● **Description of the task**: Write only the count of lines that hold the word "gear" in the listing.

-------

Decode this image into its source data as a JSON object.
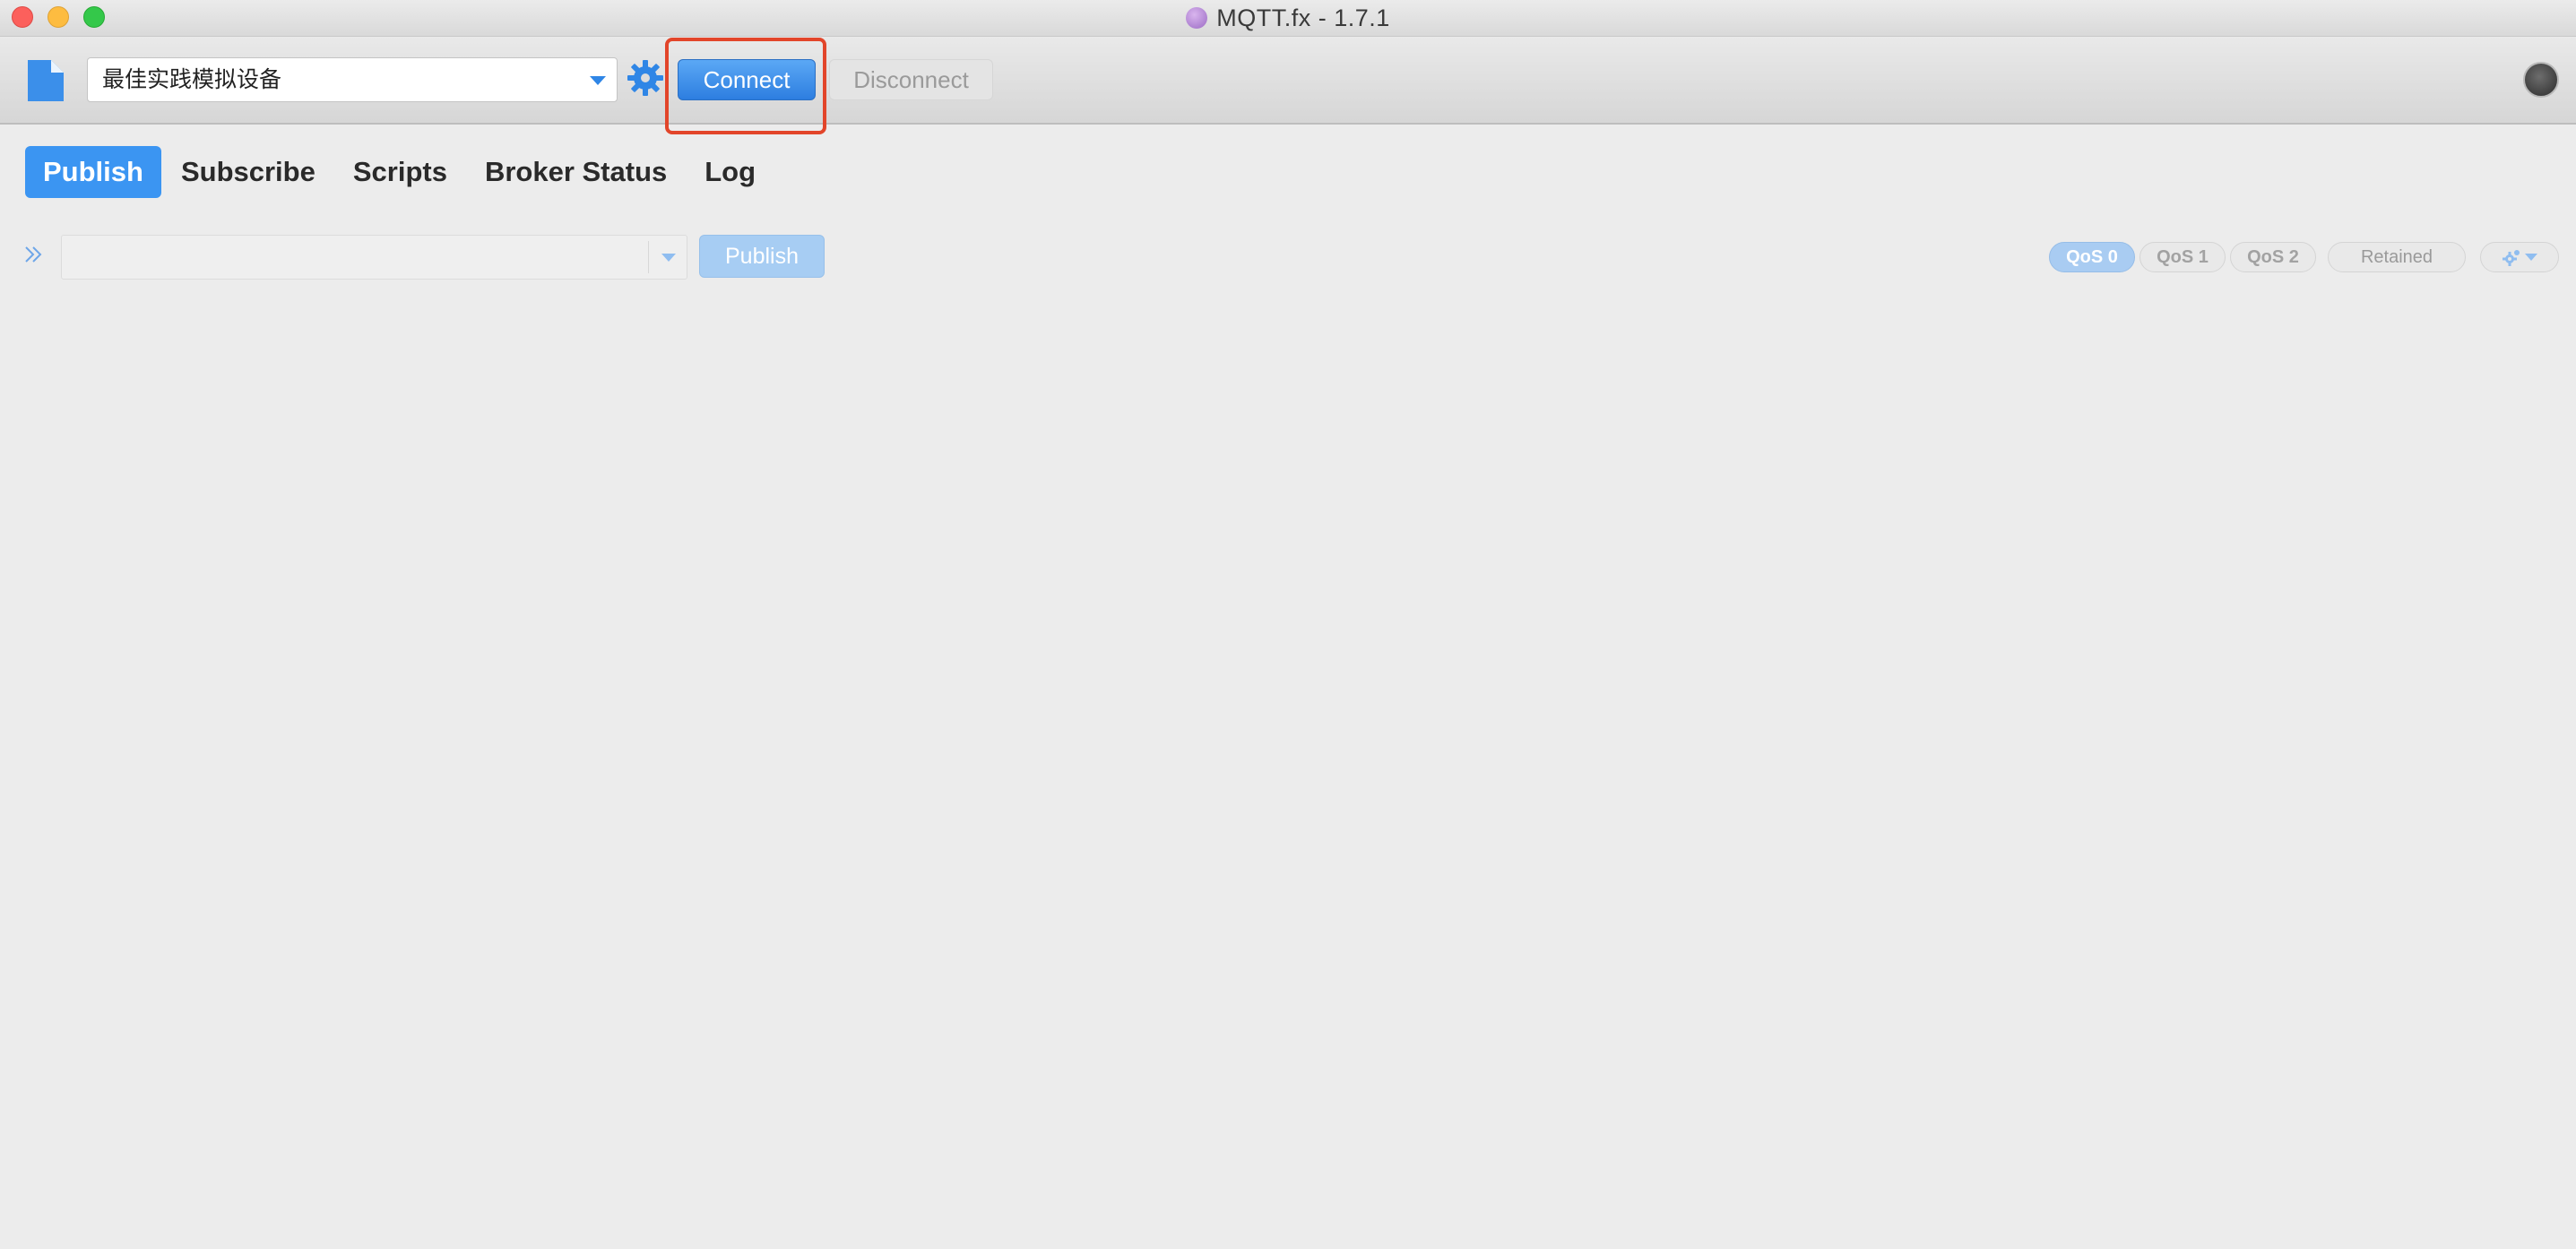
{
  "window": {
    "title": "MQTT.fx - 1.7.1"
  },
  "toolbar": {
    "profile_value": "最佳实践模拟设备",
    "connect_label": "Connect",
    "disconnect_label": "Disconnect"
  },
  "tabs": [
    {
      "label": "Publish",
      "active": true
    },
    {
      "label": "Subscribe",
      "active": false
    },
    {
      "label": "Scripts",
      "active": false
    },
    {
      "label": "Broker Status",
      "active": false
    },
    {
      "label": "Log",
      "active": false
    }
  ],
  "publish": {
    "topic_value": "",
    "publish_label": "Publish",
    "qos": [
      "QoS 0",
      "QoS 1",
      "QoS 2"
    ],
    "selected_qos": "QoS 0",
    "retained_label": "Retained"
  },
  "colors": {
    "accent": "#3b95f2",
    "highlight": "#e2452a",
    "background": "#ececec"
  },
  "icons": {
    "app": "mqttfx-app-icon",
    "document": "document-icon",
    "settings": "gear-icon",
    "expand": "double-chevron-right-icon",
    "options": "gear-options-icon"
  }
}
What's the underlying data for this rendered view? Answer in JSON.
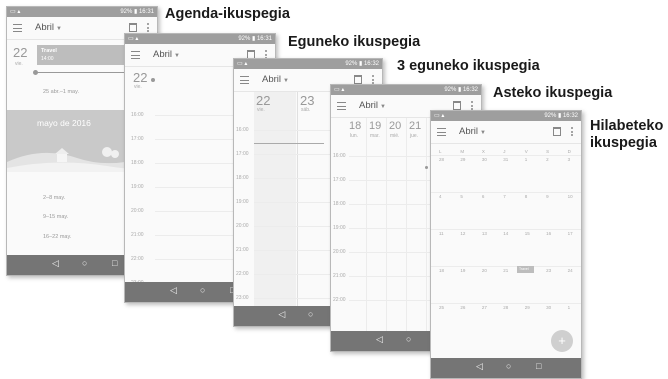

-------

● **Response**: 2